**PROVIDED INFORMATION:**

☆ ☆ ☆ ☆ ☆

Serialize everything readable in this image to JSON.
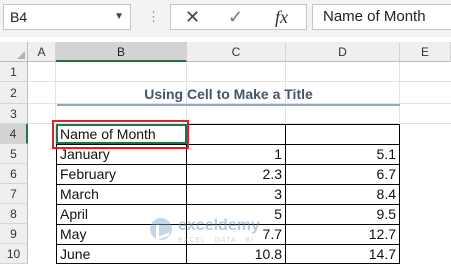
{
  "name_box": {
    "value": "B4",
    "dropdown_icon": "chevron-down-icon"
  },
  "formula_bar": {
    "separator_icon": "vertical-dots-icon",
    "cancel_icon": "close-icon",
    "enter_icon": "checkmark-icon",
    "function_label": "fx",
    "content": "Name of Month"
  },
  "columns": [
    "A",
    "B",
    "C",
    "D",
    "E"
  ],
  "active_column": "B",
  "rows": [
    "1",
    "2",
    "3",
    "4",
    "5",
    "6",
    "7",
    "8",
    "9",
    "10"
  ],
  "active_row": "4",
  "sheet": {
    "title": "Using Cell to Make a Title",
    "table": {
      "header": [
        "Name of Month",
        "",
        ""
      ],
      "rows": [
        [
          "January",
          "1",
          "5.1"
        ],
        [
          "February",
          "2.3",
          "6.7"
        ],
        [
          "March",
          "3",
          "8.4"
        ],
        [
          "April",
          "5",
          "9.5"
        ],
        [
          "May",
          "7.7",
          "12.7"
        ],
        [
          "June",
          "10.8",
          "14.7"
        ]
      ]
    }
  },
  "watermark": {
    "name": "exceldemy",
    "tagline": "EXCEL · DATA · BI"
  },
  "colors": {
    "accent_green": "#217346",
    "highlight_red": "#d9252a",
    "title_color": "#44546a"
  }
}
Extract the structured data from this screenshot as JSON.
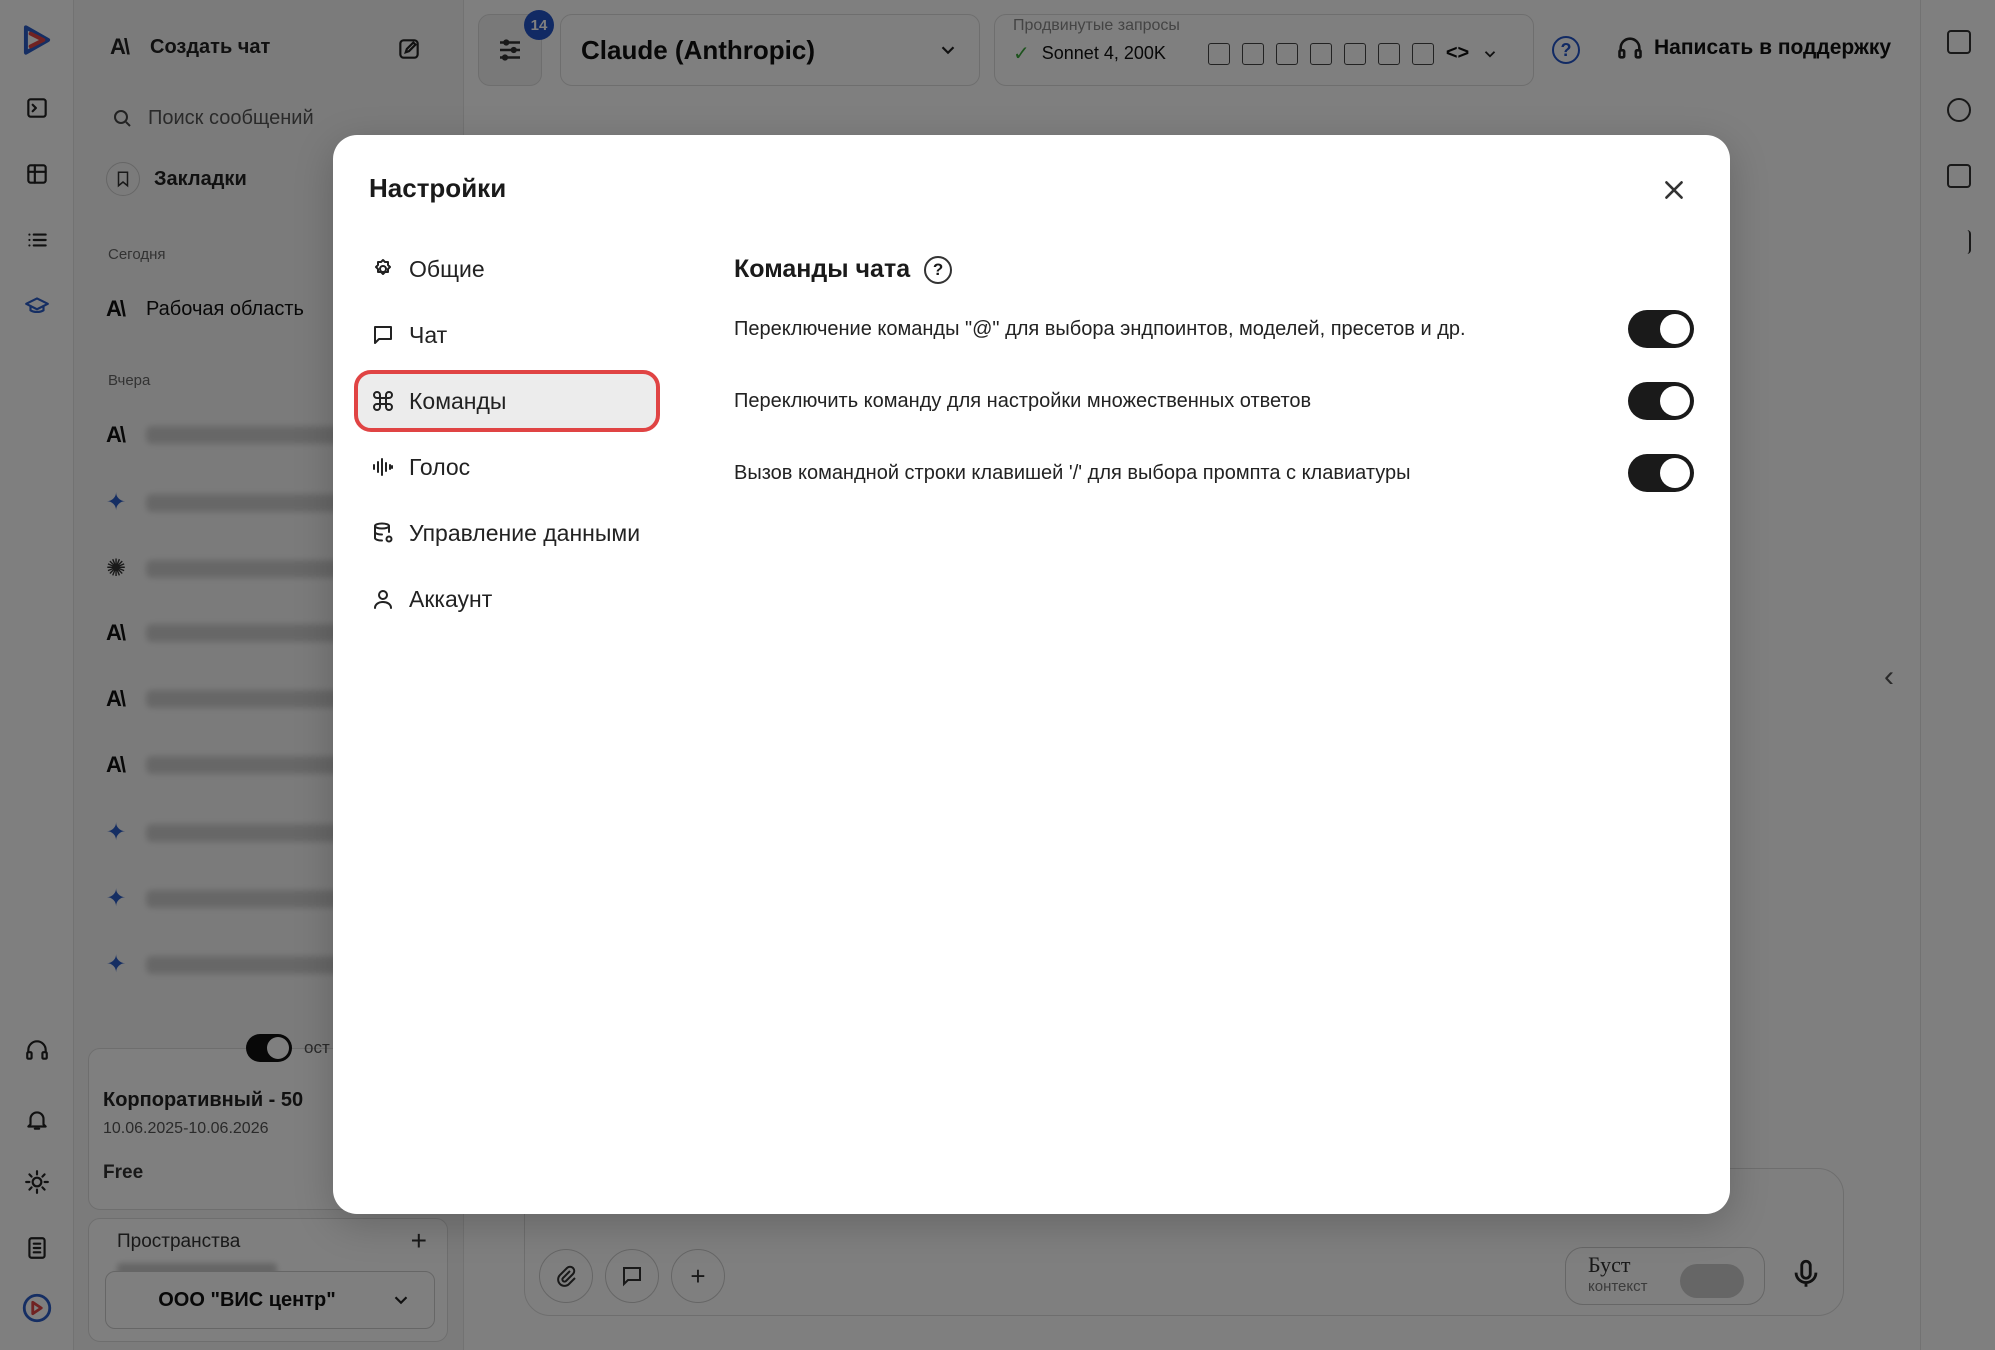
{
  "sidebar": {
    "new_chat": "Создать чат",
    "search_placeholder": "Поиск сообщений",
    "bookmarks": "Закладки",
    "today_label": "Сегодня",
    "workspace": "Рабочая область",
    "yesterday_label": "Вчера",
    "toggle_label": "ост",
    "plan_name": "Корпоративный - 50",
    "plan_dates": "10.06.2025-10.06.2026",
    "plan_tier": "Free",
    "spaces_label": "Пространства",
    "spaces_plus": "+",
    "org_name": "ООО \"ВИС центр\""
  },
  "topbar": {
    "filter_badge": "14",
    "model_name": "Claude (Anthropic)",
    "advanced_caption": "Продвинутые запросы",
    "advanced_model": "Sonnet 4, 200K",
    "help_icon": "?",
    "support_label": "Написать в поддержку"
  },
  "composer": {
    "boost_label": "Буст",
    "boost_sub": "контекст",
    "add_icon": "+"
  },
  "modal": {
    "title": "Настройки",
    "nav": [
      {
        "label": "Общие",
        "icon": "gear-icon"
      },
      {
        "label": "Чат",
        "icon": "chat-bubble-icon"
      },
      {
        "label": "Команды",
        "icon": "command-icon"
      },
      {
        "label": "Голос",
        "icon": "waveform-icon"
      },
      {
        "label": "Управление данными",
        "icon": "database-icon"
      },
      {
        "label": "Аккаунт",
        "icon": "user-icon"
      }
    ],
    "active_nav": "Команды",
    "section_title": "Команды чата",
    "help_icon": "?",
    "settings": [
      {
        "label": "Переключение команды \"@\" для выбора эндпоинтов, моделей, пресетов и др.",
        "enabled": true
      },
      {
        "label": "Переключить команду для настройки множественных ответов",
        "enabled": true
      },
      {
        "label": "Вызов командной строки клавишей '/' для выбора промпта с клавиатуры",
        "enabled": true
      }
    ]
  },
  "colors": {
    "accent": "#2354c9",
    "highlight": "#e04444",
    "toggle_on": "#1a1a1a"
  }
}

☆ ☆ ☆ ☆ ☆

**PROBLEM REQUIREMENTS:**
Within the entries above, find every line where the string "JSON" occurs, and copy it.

**SOLVED PROBLEM:**
Serialize everything readable in this image to JSON.
Extract the structured data from this screenshot as JSON.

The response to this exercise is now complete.